Winding Up a Solvent Company
Wanting to wind up your solvent company but not sure which method to use?
You may have shut your business’ doors, paid out all your creditors (or have enough assets to do that anytime) and be looking into the best way to finalise your company’s affairs. Generally speaking, there are three ways to do this.
A brief explanation of each alternative
Members Voluntary Liquidation (“MVL”)
What it is: An MVL is a formal procedure where the shareholders appoint a Liquidator to distribute the company’s surplus assets (if any) and to procedurally finalise all outstanding affairs of the company.
Advantages: A formal procedure means that it will be difficult for anyone to re-instate the company in the future. Tax benefits might also be available for some companies (those who have pre-CGT profits or SBE concessions).
Disadvantages: The liquidation process is relatively longer than the alternative below and would be more costly. However, at Dissolve, our quotes are often much less than that of a Big 4 Accounting firms. Why not give us a call to talk about your options?
If you would like to learn more about the Members’ Voluntary Liquidation, please access our full Members’ Voluntary Liquidation guide created by Dissolve’s specialists explaining this in detail.
What it is: A direct lodgement with ASIC with an application fee of $42*.
Advantages: Deregistration is cheaper than an MVL. It is also quicker to deregister your company. What ASIC does is simply place a notice onto the government Gazette advising that it will deregister the company 2 months from the notice date. If ASIC does not receive any objections from the public during this time, ASIC will deregister the company at the end of the 2 months .
Disadvantages: This method is only available to those who meet ASIC’s criteria for Voluntary Deregistration. The criteria are:

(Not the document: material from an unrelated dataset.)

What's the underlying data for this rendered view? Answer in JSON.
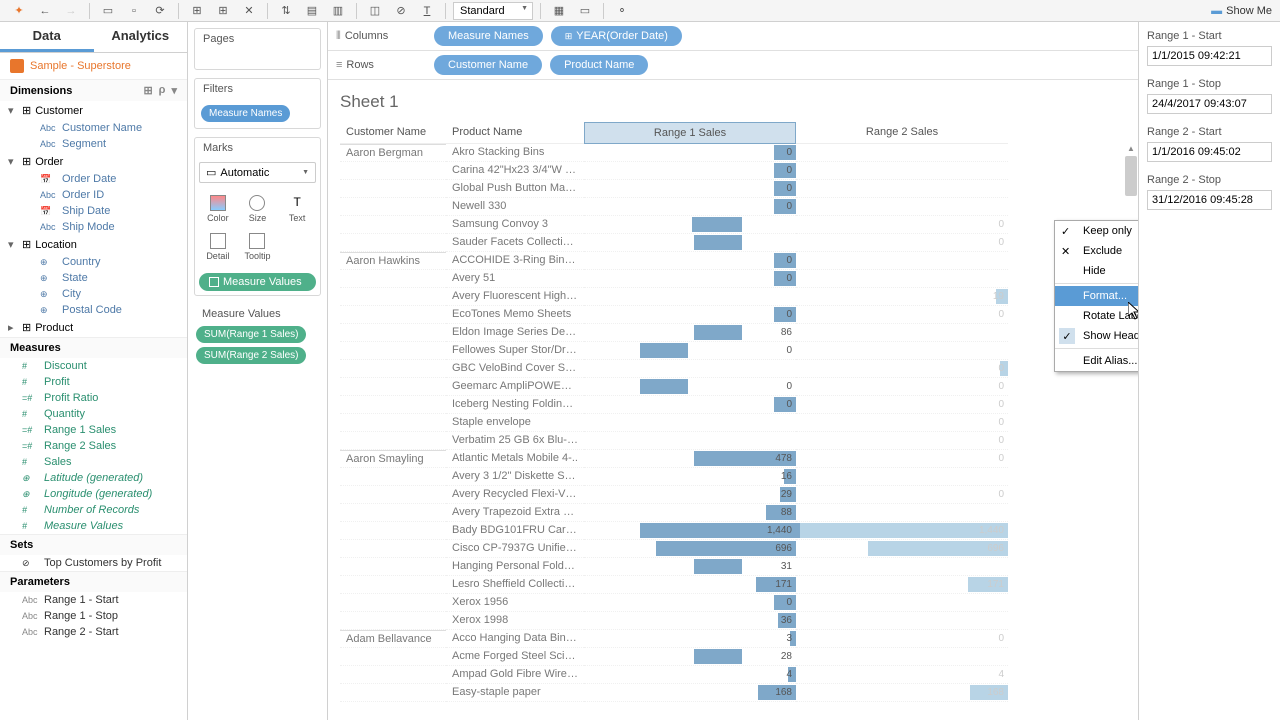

- all members of the company agree to deregister;
- the company is not carrying on business;
- the company’s assets are worth less than $1000;
- the company has no outstanding liabilities;

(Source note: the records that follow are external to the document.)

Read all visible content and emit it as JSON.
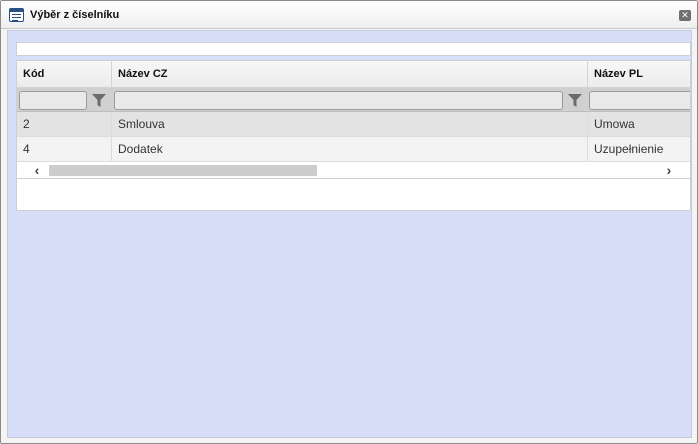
{
  "window": {
    "title": "Výběr z číselníku",
    "icon": "list-window-icon",
    "close_icon": "close-icon"
  },
  "grid": {
    "columns": [
      {
        "key": "kod",
        "label": "Kód"
      },
      {
        "key": "nazev_cz",
        "label": "Název CZ"
      },
      {
        "key": "nazev_pl",
        "label": "Název PL"
      }
    ],
    "filters": {
      "kod": "",
      "nazev_cz": "",
      "nazev_pl": "",
      "filter_icon": "funnel-icon"
    },
    "rows": [
      {
        "kod": "2",
        "nazev_cz": "Smlouva",
        "nazev_pl": "Umowa"
      },
      {
        "kod": "4",
        "nazev_cz": "Dodatek",
        "nazev_pl": "Uzupełnienie"
      }
    ],
    "scrollbar": {
      "left_arrow": "‹",
      "right_arrow": "›"
    }
  },
  "colors": {
    "content_background": "#d7def7",
    "title_icon": "#2a4e86",
    "close_button": "#707070"
  }
}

- the company is not a party to any legal proceedings; and
- the company has paid all fees and penalties payable under the Corporations Act 2001.

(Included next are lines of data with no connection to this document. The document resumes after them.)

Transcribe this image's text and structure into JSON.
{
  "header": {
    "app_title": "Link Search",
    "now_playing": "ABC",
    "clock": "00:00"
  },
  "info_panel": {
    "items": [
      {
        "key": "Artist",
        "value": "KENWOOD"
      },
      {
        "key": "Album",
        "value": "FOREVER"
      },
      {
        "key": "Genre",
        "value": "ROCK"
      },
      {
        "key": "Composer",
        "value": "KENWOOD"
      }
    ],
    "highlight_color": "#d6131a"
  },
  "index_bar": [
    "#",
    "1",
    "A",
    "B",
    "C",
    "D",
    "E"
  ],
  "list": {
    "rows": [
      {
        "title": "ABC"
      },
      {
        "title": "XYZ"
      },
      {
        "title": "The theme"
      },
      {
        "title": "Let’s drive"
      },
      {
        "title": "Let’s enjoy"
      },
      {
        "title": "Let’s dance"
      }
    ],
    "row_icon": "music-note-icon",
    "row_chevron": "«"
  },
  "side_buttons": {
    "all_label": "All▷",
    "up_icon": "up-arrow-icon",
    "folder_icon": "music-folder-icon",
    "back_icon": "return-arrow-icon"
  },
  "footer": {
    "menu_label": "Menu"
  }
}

Further, should anyone wish to re-instate the company in the future, they can easily do this by applying to Court.
*As per ASIC’s website as at 10 August 2021.
ASIC Deregistration (not recommended!)
What it is: Where ASIC deregisters your company due to inactivity. ASIC will do this if it believes that your company is inactive, which ASIC concludes usually as a result of the company’s failure to lodge documents and pay fees.
Advantages: it’s free.
Disadvantages: Similar to that of a Voluntary Deregistration, companies deregistered this way can be easily re-instated. Further, it is “not a good look” for ASIC to be taking action against your company for failure to lodge documents.